Introduction: Diabetes mellitus affects the various systems of the body like the somatosensory, auditory system and slows psychomotor and cognitive responses all of which together may affect the reaction time. Reaction time is the time taken by the individual to react or respond to a applied stimuli. Slowing of these reaction times affects the everyday tasks such as balance, increasing probability of a slip or a fall. 
Objective(s): The objective of the study was to evaluate and compare the reaction time of the middle aged and old age individuals with type II diabetes mellitus. Methodology: Thirty individuals having diabetes mellitus of age 40 to 60 were randomly allotted in two groups. The individuals between 40 to 60 years were allotted to Group A and those between 60 to 80 years were allotted to Group B. The reaction time of both the groups were evaluated by using Drop Ruler Test and compared. 

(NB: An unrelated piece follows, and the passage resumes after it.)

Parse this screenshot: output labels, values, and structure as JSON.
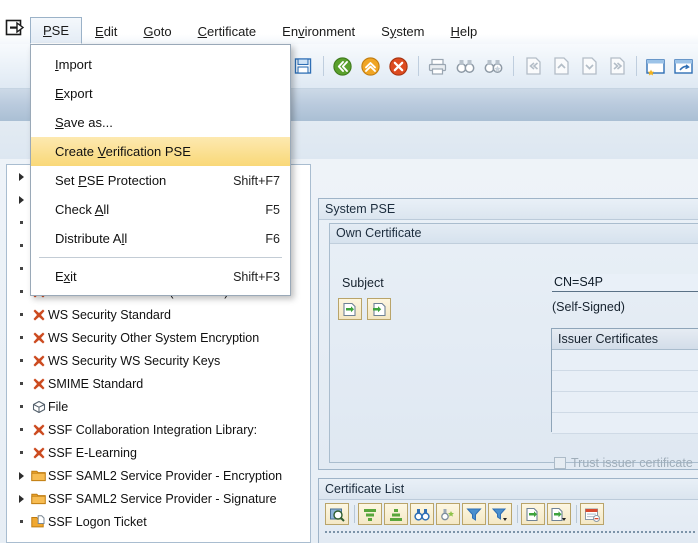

Result(s): Results showed that the reaction time in Group A was 0.19 seconds (+/-0.01) and in group B it was 0.21 seconds (+/-0.01). The reaction time was more in group B compared to group A but was not statistically significant. The co-relation co-efficient between age and reaction time of the two groups combined was r=0.605.